Do It Yourself: Democracy and Design

P. Atkinson, Do It Yourself: Democracy and Design
Special Issue of the Journal of Design History 19(1), 2006.

The theme of this special issue arose from a perceived need to generate a discourse around the interface between 'design' taken as a function of the activity of 'professional' designers and being part of an established cycle of the design, production and consumption of goods; and 'Do It Yourself' taken as its antithesis - a more democratic design process of self-driven, self-directed amateur design and production activity carried out more closely to the end user of the goods created. Historically, productive and creative activities of this kind have allowed consumers to actively engage with design and the design process at a number of levels, and to express a more individual aesthetic unbounded by the strictures of mass-production and passive consumption. The agencies which have mediated this interface between design and DIY - the advice leaflets, manuals and guide books, exposition and retail catalogues, newspaper reports and magazines and later, radio and television programmes are of particular interest here. They are often the only evidence of what for many has been a significant element of the fabric of their everyday life - the results of the activity itself, due to their individual and personal nature, often disappearing without trace with the passing of time.

Do It Yourself acts as a democratising agency allowing people, paradoxically, to react against the principles and edicts of design connoisseurship whilst simultaneously enabling the emulation of those above them in social hierarchies. DIY has also acted as a leveller of class - overcoming the social stigma of manual labour out of sheer necessity, and permitting the working classes to engage in leisure activities from which they were previously excluded. This special issue attempts to broaden the existing work in the area by taking this aspect of design democracy as its unifying theme, and thereby expanding the notion of DIY from the narrow perspective in which it is often held.

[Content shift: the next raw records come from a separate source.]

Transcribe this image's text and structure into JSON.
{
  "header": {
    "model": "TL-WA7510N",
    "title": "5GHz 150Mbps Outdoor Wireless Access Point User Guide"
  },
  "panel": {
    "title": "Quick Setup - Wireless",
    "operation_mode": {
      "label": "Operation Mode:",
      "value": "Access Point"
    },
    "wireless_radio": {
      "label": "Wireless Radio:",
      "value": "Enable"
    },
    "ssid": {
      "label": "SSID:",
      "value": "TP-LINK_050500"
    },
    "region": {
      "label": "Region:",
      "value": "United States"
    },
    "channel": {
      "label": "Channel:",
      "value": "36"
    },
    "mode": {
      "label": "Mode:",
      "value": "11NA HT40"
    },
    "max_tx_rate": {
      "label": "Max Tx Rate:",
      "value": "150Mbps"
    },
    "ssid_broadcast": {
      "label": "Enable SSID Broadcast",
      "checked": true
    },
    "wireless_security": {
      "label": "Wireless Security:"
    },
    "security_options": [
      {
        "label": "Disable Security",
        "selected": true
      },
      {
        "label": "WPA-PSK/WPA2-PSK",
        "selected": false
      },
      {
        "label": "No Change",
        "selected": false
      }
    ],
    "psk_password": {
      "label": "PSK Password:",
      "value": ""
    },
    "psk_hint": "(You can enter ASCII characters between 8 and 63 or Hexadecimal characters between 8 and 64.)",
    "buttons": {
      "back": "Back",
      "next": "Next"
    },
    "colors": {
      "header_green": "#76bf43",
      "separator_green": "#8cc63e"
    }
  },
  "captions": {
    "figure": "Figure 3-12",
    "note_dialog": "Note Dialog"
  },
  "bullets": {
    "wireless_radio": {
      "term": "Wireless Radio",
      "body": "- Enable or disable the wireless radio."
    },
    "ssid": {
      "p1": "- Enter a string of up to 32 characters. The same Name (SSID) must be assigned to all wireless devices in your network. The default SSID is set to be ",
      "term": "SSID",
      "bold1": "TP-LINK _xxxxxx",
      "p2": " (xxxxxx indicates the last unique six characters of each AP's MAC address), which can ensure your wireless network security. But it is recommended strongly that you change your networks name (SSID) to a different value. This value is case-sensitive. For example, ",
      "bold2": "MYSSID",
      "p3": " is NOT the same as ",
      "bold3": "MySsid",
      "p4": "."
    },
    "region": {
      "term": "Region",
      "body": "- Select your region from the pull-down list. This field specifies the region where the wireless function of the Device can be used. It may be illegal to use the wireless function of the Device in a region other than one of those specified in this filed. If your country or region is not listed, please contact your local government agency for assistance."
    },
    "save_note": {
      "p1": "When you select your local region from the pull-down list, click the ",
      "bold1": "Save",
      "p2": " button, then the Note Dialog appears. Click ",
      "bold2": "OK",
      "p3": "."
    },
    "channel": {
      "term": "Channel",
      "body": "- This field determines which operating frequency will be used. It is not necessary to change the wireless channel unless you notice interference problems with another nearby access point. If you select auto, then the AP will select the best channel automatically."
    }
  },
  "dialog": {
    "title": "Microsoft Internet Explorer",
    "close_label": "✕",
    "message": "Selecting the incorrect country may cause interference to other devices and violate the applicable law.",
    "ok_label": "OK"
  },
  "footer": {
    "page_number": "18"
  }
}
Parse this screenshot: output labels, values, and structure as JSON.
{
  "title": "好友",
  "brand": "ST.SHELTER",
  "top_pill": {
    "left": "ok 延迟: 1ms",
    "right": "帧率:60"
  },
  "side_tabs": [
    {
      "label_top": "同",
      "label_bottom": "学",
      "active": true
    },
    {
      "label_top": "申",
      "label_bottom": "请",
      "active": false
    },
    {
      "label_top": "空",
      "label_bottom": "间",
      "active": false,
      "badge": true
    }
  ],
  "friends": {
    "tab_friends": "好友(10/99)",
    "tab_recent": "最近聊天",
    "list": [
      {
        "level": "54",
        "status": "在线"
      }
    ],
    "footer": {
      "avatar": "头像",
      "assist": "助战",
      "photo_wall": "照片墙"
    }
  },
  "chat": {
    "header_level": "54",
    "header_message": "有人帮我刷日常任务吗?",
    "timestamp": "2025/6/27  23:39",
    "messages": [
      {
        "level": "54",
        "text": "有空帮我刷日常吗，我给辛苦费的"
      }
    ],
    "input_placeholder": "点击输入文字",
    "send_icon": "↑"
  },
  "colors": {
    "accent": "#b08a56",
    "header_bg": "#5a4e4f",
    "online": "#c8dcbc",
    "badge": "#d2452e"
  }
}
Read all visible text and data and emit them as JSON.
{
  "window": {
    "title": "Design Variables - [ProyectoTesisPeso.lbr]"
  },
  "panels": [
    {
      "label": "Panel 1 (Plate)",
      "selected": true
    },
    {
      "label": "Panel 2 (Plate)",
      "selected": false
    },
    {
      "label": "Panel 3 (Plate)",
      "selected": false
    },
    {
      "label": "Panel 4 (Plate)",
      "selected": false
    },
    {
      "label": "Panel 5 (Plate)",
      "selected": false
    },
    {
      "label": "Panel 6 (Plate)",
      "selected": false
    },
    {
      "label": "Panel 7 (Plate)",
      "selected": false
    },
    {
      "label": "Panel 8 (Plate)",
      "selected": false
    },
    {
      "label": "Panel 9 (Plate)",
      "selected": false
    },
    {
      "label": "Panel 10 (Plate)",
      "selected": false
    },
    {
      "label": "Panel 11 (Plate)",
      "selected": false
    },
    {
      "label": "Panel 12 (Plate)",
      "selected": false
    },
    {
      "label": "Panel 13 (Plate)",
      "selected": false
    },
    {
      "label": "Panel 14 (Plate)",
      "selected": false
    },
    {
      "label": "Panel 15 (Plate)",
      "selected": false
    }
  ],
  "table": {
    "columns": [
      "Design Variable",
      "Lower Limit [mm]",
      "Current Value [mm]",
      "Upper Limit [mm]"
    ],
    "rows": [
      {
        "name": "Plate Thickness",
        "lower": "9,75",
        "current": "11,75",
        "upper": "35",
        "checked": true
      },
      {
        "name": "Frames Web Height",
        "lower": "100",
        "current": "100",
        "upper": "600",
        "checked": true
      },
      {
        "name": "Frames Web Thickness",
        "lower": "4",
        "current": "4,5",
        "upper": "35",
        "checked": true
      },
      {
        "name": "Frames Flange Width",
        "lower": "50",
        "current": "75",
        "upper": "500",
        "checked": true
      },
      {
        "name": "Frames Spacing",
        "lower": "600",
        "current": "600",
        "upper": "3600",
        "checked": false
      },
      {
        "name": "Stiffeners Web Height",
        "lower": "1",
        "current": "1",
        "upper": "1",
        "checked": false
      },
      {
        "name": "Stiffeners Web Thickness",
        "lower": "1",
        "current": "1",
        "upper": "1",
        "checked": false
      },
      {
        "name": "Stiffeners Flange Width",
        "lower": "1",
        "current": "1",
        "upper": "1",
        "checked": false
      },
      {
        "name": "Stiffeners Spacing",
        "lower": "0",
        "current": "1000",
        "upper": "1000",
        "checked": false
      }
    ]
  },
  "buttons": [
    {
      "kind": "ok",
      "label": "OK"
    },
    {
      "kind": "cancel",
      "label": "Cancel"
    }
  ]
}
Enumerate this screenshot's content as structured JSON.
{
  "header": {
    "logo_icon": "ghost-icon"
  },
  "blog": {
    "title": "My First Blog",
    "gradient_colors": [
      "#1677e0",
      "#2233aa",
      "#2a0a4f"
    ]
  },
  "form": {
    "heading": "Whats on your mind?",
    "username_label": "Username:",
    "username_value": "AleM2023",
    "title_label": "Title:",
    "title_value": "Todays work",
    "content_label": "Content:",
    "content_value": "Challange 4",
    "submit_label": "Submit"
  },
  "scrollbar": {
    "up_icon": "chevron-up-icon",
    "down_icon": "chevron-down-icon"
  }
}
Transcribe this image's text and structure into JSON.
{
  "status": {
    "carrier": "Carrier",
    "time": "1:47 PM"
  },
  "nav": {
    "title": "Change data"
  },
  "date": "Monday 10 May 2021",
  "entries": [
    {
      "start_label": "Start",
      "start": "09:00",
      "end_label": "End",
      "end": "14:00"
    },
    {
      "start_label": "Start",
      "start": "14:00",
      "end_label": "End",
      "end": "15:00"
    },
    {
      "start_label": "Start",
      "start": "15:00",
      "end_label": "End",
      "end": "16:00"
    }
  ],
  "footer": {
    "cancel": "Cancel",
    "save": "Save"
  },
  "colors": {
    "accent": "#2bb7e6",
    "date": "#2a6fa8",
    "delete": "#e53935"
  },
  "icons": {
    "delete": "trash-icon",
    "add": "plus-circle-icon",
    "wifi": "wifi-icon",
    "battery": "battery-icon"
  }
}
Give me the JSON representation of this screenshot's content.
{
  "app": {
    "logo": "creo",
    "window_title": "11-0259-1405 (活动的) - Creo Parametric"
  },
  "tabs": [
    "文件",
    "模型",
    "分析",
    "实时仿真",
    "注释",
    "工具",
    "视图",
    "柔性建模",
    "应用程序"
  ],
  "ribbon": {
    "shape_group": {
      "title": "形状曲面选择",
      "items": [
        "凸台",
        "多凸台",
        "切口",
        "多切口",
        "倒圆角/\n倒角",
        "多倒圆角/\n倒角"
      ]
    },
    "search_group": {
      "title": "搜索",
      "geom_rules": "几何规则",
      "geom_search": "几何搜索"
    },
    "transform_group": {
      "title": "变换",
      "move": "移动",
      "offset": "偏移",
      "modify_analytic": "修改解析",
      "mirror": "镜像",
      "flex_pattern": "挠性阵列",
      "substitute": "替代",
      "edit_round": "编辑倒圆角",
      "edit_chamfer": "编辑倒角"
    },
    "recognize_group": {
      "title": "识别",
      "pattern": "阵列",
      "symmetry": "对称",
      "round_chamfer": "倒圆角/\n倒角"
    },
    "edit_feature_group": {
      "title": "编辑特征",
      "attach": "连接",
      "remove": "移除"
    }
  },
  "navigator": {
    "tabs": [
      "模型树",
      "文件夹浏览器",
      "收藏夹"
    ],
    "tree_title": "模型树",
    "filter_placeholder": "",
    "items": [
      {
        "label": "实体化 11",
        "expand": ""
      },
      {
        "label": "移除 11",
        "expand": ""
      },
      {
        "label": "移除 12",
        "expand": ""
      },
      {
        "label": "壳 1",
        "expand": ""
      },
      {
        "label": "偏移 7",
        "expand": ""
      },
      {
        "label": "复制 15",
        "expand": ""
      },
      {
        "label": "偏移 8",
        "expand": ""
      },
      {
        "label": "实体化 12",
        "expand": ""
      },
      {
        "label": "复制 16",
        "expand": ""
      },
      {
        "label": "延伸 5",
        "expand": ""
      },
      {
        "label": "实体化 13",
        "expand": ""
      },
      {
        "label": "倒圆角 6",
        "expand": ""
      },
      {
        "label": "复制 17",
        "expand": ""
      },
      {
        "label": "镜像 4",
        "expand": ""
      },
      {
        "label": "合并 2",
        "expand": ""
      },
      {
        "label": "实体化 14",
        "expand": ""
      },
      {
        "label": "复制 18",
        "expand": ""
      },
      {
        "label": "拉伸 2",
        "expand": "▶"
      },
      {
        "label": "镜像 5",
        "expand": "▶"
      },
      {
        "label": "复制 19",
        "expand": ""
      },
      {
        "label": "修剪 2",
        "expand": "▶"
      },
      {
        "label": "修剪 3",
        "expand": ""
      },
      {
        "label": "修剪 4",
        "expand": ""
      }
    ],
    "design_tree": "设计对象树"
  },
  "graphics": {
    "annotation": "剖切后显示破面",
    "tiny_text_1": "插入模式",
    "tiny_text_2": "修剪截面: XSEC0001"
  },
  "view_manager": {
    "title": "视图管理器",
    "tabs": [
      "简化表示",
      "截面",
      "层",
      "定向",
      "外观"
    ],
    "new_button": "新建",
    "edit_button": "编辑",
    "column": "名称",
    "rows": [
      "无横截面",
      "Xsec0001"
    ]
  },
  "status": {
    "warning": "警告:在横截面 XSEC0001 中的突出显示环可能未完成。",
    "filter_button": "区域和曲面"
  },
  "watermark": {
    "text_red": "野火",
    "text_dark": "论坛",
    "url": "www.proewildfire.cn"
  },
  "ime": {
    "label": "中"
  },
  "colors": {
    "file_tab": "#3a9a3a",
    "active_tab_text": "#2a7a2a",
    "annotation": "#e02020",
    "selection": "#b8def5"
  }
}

Paul Atkinson: Introduction
Clive Edwards: Home is Where the Art is: Women, Handicrafts and Home Improvements 1750 - 1900
Fiona Hackney: Use Your Hands for Happiness: Home Craft and Make-do-and-Mend in British Women's Magazines in the 1920s and 1930s
Sarah A. Lichtman: Do-It-Yourself Security: Safety, Gender, and the Home Fallout Shelter in Cold War America
Andrew Jackson: Labour as Leisure - The Mirror Dinghy and DIY Sailors
Teal Triggs: Scissors and Glue: Punk Fanzines and the Creation of a DIY Aesthetic

The Journal of Design History Vol. 19, Iss. 1 is available from here

Short reviews of the Special Issue appeared in the Guardian and even the Bulletin of the Atomic Scientists!